Sweet Tooth, by Ian McEwan
One thing I enjoy about what we call this particular version of postmodern literature is the tinkering with structure, and McEwan is a master of that talent. Too, he, like most gifted writers, is a student of human tics, psychology, the subtleties that make us unique, and he’s clearly mastered gifting his characters with such uniquenesses. But to the story:
A young woman, Serena Frome, is hired by Britain’s MI5 to award a young writer, Tom Haley, with a money grant in order to, hopefully, groom him, as he rises in literary prominence, to take a politically acceptable posture in his writing. But Serena immediately falls for Tom, and as their relationship grows to mutual love, she wrestles with the ethical dilemma of whether to inform her lover of her clandestine part in his good fortune. Tom does rise – immediately – to prominence in Brit literature, but that puts additional strains on Serena as her role in his life is laid bare.
If this sounds like a rather pedestrian storyline, don’t let it dissuade you from reading Sweet Tooth. Why? Because the book is as accurate a portrait of British life in the early ‘sixties as one could conjure. It’s filled with secrecy, ideological overreach, the beginnings of the sexual revolution, and the yet-chauvinistic attitude of men toward women. And let’s not forget booze, dope, and rock ‘n’ roll. It’s also a meditation on writing, the writer’s life, the necessary subtleties of novels and short stories that make them worth reading, and on publishing then and now. In the end, though, the seemingly pedestrian storyline isn’t really McEwan’s at all. We’ll let you read the book to resolve the puzzle of that statement.
There is one aspect at the beginning that this reader fails to appreciate: an overlong paraphrasing of another novel Serena has read.
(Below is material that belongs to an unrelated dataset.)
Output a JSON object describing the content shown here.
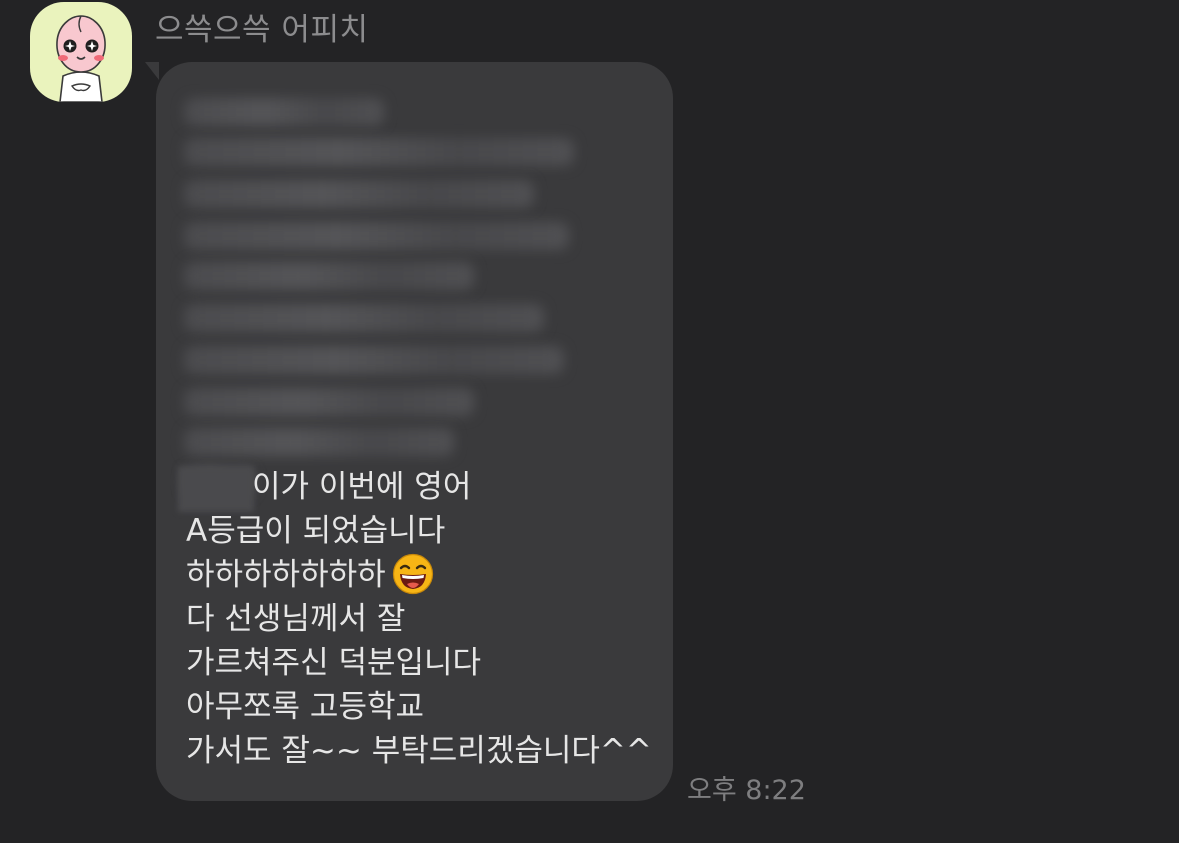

But McEwan’s literary and storytelling gifts are many, and they completely overwhelm such a minor quibble.
My rating: 18 of 20 stars